What is the facestock or carrier material that is desired? Paper, film, foil? What specific type? Will the facestock have to be pre-treated to allow for good adhesion? What about the liner? For instance, in ultra-clear applications, use of a film liner is recommended as the adhesive then does not take on the topical variation seen when coated on paper.

End Use

Selection of materials and adhesive are largely dictated by the end use requirements for the product. Factors to consider include: How long will the product be used? Under what environmental conditions does it need to survive—heat, humidity, cleaning agents? What type of bond strength is needed? Bond strength will be determined by both the facestock and the surface to which the product needs to adhere; this also may influence the target coat weight. As an example, if we are creating a label to adhere to wood, the coat weight will be much higher than to adhere to a smooth surface polyethylene film as the adhesive must flow into the nooks and crannies to create a strong bond. Does the product have to stick immediately or will it have time to wet out on the surface to form a strong bond? Many labels are applied by blowing them onto the surface so high tack is necessary to get instant stick, whereas self-adhesive graphics require open time to smooth the larger surface and remove air bubbles created during the application.
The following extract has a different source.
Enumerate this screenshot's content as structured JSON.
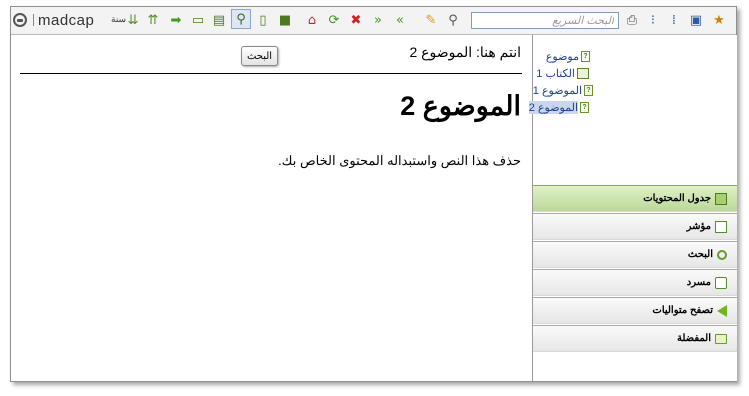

Another factor in adhesive selection is taking regulatory requirements into consideration. End use will determine which set of regulations, i.e., FDA, UL, AAMA, CONEG, REACH, etc., may be applicable.

Once the end use application requirements are determined, we then need to take a look at how the product will be stored before it is actually used. What is the shelf life of both adhesive and facestock materials, especially in the final construction? For instance, all adhesives are subject to some degradation by the plasticizers used in manufacturing vinyls; determining the impact is vital before introduction of a new product.
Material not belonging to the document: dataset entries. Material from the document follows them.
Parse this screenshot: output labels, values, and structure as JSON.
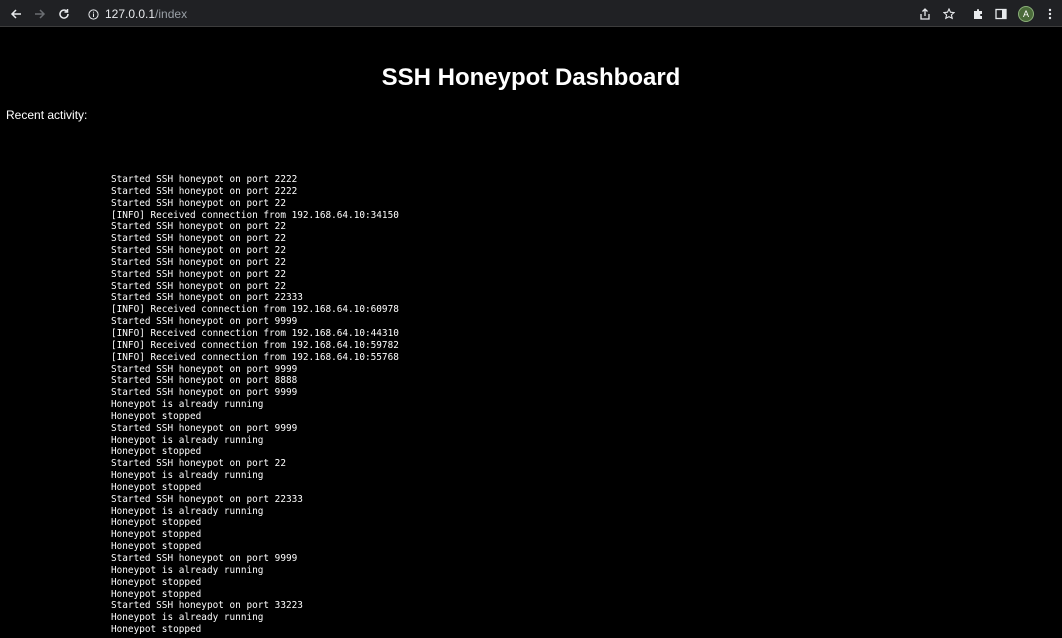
{
  "browser": {
    "url_host": "127.0.0.1",
    "url_path": "/index",
    "avatar_letter": "A"
  },
  "page": {
    "title": "SSH Honeypot Dashboard",
    "recent_label": "Recent activity:"
  },
  "log_lines": [
    "Started SSH honeypot on port 2222",
    "Started SSH honeypot on port 2222",
    "Started SSH honeypot on port 22",
    "[INFO] Received connection from 192.168.64.10:34150",
    "Started SSH honeypot on port 22",
    "Started SSH honeypot on port 22",
    "Started SSH honeypot on port 22",
    "Started SSH honeypot on port 22",
    "Started SSH honeypot on port 22",
    "Started SSH honeypot on port 22",
    "Started SSH honeypot on port 22333",
    "[INFO] Received connection from 192.168.64.10:60978",
    "Started SSH honeypot on port 9999",
    "[INFO] Received connection from 192.168.64.10:44310",
    "[INFO] Received connection from 192.168.64.10:59782",
    "[INFO] Received connection from 192.168.64.10:55768",
    "Started SSH honeypot on port 9999",
    "Started SSH honeypot on port 8888",
    "Started SSH honeypot on port 9999",
    "Honeypot is already running",
    "Honeypot stopped",
    "Started SSH honeypot on port 9999",
    "Honeypot is already running",
    "Honeypot stopped",
    "Started SSH honeypot on port 22",
    "Honeypot is already running",
    "Honeypot stopped",
    "Started SSH honeypot on port 22333",
    "Honeypot is already running",
    "Honeypot stopped",
    "Honeypot stopped",
    "Honeypot stopped",
    "Started SSH honeypot on port 9999",
    "Honeypot is already running",
    "Honeypot stopped",
    "Honeypot stopped",
    "Started SSH honeypot on port 33223",
    "Honeypot is already running",
    "Honeypot stopped"
  ]
}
Finally, but probably most importantly, is considering a price point for the final product. At what price can we offer our new product and gain market interest? What profit do we want to make as a reward for our efforts? If we subtract the profit from our selling price we arrive at our target cost for the new product. There are various ways to account for manufacturing costs, whatever method is used by your company must be subtracted after target cost is determined.
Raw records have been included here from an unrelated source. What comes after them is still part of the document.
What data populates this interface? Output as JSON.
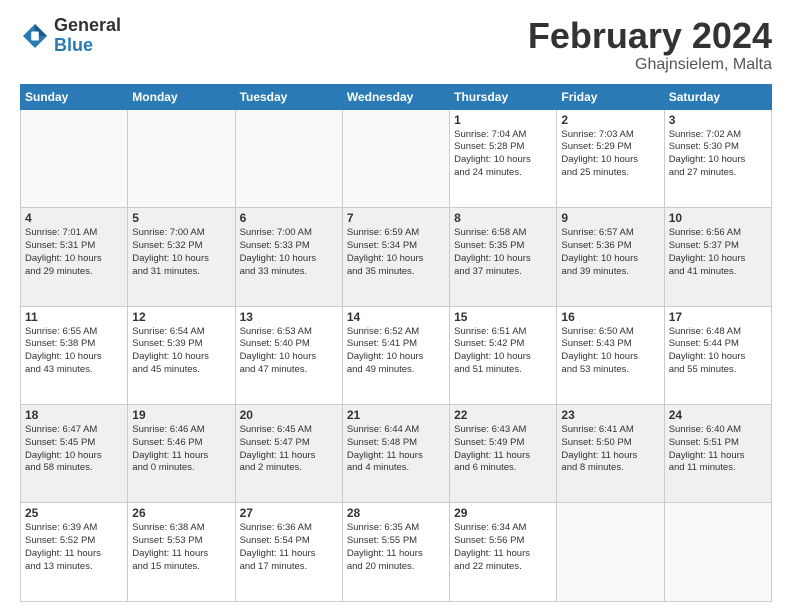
{
  "logo": {
    "general": "General",
    "blue": "Blue"
  },
  "header": {
    "month": "February 2024",
    "location": "Ghajnsielem, Malta"
  },
  "days_of_week": [
    "Sunday",
    "Monday",
    "Tuesday",
    "Wednesday",
    "Thursday",
    "Friday",
    "Saturday"
  ],
  "weeks": [
    [
      {
        "day": "",
        "info": ""
      },
      {
        "day": "",
        "info": ""
      },
      {
        "day": "",
        "info": ""
      },
      {
        "day": "",
        "info": ""
      },
      {
        "day": "1",
        "info": "Sunrise: 7:04 AM\nSunset: 5:28 PM\nDaylight: 10 hours\nand 24 minutes."
      },
      {
        "day": "2",
        "info": "Sunrise: 7:03 AM\nSunset: 5:29 PM\nDaylight: 10 hours\nand 25 minutes."
      },
      {
        "day": "3",
        "info": "Sunrise: 7:02 AM\nSunset: 5:30 PM\nDaylight: 10 hours\nand 27 minutes."
      }
    ],
    [
      {
        "day": "4",
        "info": "Sunrise: 7:01 AM\nSunset: 5:31 PM\nDaylight: 10 hours\nand 29 minutes."
      },
      {
        "day": "5",
        "info": "Sunrise: 7:00 AM\nSunset: 5:32 PM\nDaylight: 10 hours\nand 31 minutes."
      },
      {
        "day": "6",
        "info": "Sunrise: 7:00 AM\nSunset: 5:33 PM\nDaylight: 10 hours\nand 33 minutes."
      },
      {
        "day": "7",
        "info": "Sunrise: 6:59 AM\nSunset: 5:34 PM\nDaylight: 10 hours\nand 35 minutes."
      },
      {
        "day": "8",
        "info": "Sunrise: 6:58 AM\nSunset: 5:35 PM\nDaylight: 10 hours\nand 37 minutes."
      },
      {
        "day": "9",
        "info": "Sunrise: 6:57 AM\nSunset: 5:36 PM\nDaylight: 10 hours\nand 39 minutes."
      },
      {
        "day": "10",
        "info": "Sunrise: 6:56 AM\nSunset: 5:37 PM\nDaylight: 10 hours\nand 41 minutes."
      }
    ],
    [
      {
        "day": "11",
        "info": "Sunrise: 6:55 AM\nSunset: 5:38 PM\nDaylight: 10 hours\nand 43 minutes."
      },
      {
        "day": "12",
        "info": "Sunrise: 6:54 AM\nSunset: 5:39 PM\nDaylight: 10 hours\nand 45 minutes."
      },
      {
        "day": "13",
        "info": "Sunrise: 6:53 AM\nSunset: 5:40 PM\nDaylight: 10 hours\nand 47 minutes."
      },
      {
        "day": "14",
        "info": "Sunrise: 6:52 AM\nSunset: 5:41 PM\nDaylight: 10 hours\nand 49 minutes."
      },
      {
        "day": "15",
        "info": "Sunrise: 6:51 AM\nSunset: 5:42 PM\nDaylight: 10 hours\nand 51 minutes."
      },
      {
        "day": "16",
        "info": "Sunrise: 6:50 AM\nSunset: 5:43 PM\nDaylight: 10 hours\nand 53 minutes."
      },
      {
        "day": "17",
        "info": "Sunrise: 6:48 AM\nSunset: 5:44 PM\nDaylight: 10 hours\nand 55 minutes."
      }
    ],
    [
      {
        "day": "18",
        "info": "Sunrise: 6:47 AM\nSunset: 5:45 PM\nDaylight: 10 hours\nand 58 minutes."
      },
      {
        "day": "19",
        "info": "Sunrise: 6:46 AM\nSunset: 5:46 PM\nDaylight: 11 hours\nand 0 minutes."
      },
      {
        "day": "20",
        "info": "Sunrise: 6:45 AM\nSunset: 5:47 PM\nDaylight: 11 hours\nand 2 minutes."
      },
      {
        "day": "21",
        "info": "Sunrise: 6:44 AM\nSunset: 5:48 PM\nDaylight: 11 hours\nand 4 minutes."
      },
      {
        "day": "22",
        "info": "Sunrise: 6:43 AM\nSunset: 5:49 PM\nDaylight: 11 hours\nand 6 minutes."
      },
      {
        "day": "23",
        "info": "Sunrise: 6:41 AM\nSunset: 5:50 PM\nDaylight: 11 hours\nand 8 minutes."
      },
      {
        "day": "24",
        "info": "Sunrise: 6:40 AM\nSunset: 5:51 PM\nDaylight: 11 hours\nand 11 minutes."
      }
    ],
    [
      {
        "day": "25",
        "info": "Sunrise: 6:39 AM\nSunset: 5:52 PM\nDaylight: 11 hours\nand 13 minutes."
      },
      {
        "day": "26",
        "info": "Sunrise: 6:38 AM\nSunset: 5:53 PM\nDaylight: 11 hours\nand 15 minutes."
      },
      {
        "day": "27",
        "info": "Sunrise: 6:36 AM\nSunset: 5:54 PM\nDaylight: 11 hours\nand 17 minutes."
      },
      {
        "day": "28",
        "info": "Sunrise: 6:35 AM\nSunset: 5:55 PM\nDaylight: 11 hours\nand 20 minutes."
      },
      {
        "day": "29",
        "info": "Sunrise: 6:34 AM\nSunset: 5:56 PM\nDaylight: 11 hours\nand 22 minutes."
      },
      {
        "day": "",
        "info": ""
      },
      {
        "day": "",
        "info": ""
      }
    ]
  ]
}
Now we can take a hard look at what adhesive and materials we can afford to consider. In simple terms, creating a product made from gold when the customer can only afford silver does not help us gain business and just frustrates both parties!

So yes, creating any new product is a complex process; there are so many things to determine. Like all complex tasks, breaking it down into pieces and tackling each piece in an orderly manner is the best path to success.

I hope this approach proves helpful to you in your new product endeavors. In my next column, we will look at applying this approach to creating a new label product. Until then, keep Sticking With It.

About the Author

Ingrid Brase is a technical market strategist recognized for her ability to translate technical needs into business solutions. Her understanding of pressure-sensitive adhesives and their use is complemented by her strengths in strategic marketing, project management, new product development, and key account management. She is available for consulting or contact assignments in these areas. Ingrid’s expertise is a result of more than 20 years of experience in the p-s adhesives business. She was most recently the market segment director for Henkel Corp., rising to that position after various assignments in the p-s business unit. She began her career as a research scientist then progressed to market-focused roles. Ingrid earned her MBA at Rider Univ. and holds a BS in chemistry from SUNY/Oneonta. She has served on the board of directors for TLMI and AIMCAL in addition to chairing technical teams for both trade associations. Ingrid is a well-known speaker and author on topics related to adhesive use. To learn more about Ingrid or contact her, visit www.ingridbrase.com or call her at 609-558-9760.

Subscribe to PFFC's EClips Newsletter